Website and app data records
──────
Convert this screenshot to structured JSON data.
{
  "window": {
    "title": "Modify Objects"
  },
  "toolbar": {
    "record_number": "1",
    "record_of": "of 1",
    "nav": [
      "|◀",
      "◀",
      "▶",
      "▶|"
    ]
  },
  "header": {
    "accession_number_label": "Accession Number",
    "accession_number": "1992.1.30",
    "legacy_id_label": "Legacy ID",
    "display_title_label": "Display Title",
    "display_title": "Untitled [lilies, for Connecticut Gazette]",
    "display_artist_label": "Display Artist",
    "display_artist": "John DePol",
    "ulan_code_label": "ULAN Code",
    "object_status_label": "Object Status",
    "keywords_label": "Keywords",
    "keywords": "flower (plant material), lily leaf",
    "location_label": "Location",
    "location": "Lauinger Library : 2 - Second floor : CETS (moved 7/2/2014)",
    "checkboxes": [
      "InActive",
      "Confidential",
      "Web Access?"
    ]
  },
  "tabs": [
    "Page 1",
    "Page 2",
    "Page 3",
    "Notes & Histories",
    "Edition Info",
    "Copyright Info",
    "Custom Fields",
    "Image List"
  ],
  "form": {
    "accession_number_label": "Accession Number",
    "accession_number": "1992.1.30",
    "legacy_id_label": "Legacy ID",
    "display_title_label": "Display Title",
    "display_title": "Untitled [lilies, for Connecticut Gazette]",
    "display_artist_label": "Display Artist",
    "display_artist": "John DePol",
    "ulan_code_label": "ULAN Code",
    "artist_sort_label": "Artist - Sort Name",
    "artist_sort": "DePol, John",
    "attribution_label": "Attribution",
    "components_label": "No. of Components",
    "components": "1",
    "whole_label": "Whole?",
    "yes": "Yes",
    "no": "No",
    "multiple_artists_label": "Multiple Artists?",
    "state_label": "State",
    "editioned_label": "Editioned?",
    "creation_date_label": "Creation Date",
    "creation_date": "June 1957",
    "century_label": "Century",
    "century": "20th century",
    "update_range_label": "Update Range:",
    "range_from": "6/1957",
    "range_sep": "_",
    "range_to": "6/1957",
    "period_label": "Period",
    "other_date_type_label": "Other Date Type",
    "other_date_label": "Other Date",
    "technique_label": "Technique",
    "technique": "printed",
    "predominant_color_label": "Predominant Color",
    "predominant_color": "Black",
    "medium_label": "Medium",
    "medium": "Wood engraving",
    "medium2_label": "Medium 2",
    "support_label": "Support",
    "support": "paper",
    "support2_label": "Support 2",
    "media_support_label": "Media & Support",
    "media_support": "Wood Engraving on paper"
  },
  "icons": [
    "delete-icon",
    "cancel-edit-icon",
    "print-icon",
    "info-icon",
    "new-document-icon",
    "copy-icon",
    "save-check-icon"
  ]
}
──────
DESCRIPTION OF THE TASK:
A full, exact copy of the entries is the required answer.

ANSWER BOX:
Convert this screenshot to structured JSON data.
{
  "window": {
    "title": "Modify Objects"
  },
  "toolbar": {
    "record_number": "1",
    "record_of": "of 1",
    "nav": [
      "|◀",
      "◀",
      "▶",
      "▶|"
    ]
  },
  "header": {
    "accession_number_label": "Accession Number",
    "accession_number": "1992.1.30",
    "legacy_id_label": "Legacy ID",
    "display_title_label": "Display Title",
    "display_title": "Untitled [lilies, for Connecticut Gazette]",
    "display_artist_label": "Display Artist",
    "display_artist": "John DePol",
    "ulan_code_label": "ULAN Code",
    "object_status_label": "Object Status",
    "keywords_label": "Keywords",
    "keywords": "flower (plant material), lily leaf",
    "location_label": "Location",
    "location": "Lauinger Library : 2 - Second floor : CETS (moved 7/2/2014)",
    "checkboxes": [
      "InActive",
      "Confidential",
      "Web Access?"
    ]
  },
  "tabs": [
    "Page 1",
    "Page 2",
    "Page 3",
    "Notes & Histories",
    "Edition Info",
    "Copyright Info",
    "Custom Fields",
    "Image List"
  ],
  "form": {
    "accession_number_label": "Accession Number",
    "accession_number": "1992.1.30",
    "legacy_id_label": "Legacy ID",
    "display_title_label": "Display Title",
    "display_title": "Untitled [lilies, for Connecticut Gazette]",
    "display_artist_label": "Display Artist",
    "display_artist": "John DePol",
    "ulan_code_label": "ULAN Code",
    "artist_sort_label": "Artist - Sort Name",
    "artist_sort": "DePol, John",
    "attribution_label": "Attribution",
    "components_label": "No. of Components",
    "components": "1",
    "whole_label": "Whole?",
    "yes": "Yes",
    "no": "No",
    "multiple_artists_label": "Multiple Artists?",
    "state_label": "State",
    "editioned_label": "Editioned?",
    "creation_date_label": "Creation Date",
    "creation_date": "June 1957",
    "century_label": "Century",
    "century": "20th century",
    "update_range_label": "Update Range:",
    "range_from": "6/1957",
    "range_sep": "_",
    "range_to": "6/1957",
    "period_label": "Period",
    "other_date_type_label": "Other Date Type",
    "other_date_label": "Other Date",
    "technique_label": "Technique",
    "technique": "printed",
    "predominant_color_label": "Predominant Color",
    "predominant_color": "Black",
    "medium_label": "Medium",
    "medium": "Wood engraving",
    "medium2_label": "Medium 2",
    "support_label": "Support",
    "support": "paper",
    "support2_label": "Support 2",
    "media_support_label": "Media & Support",
    "media_support": "Wood Engraving on paper"
  },
  "icons": [
    "delete-icon",
    "cancel-edit-icon",
    "print-icon",
    "info-icon",
    "new-document-icon",
    "copy-icon",
    "save-check-icon"
  ]
}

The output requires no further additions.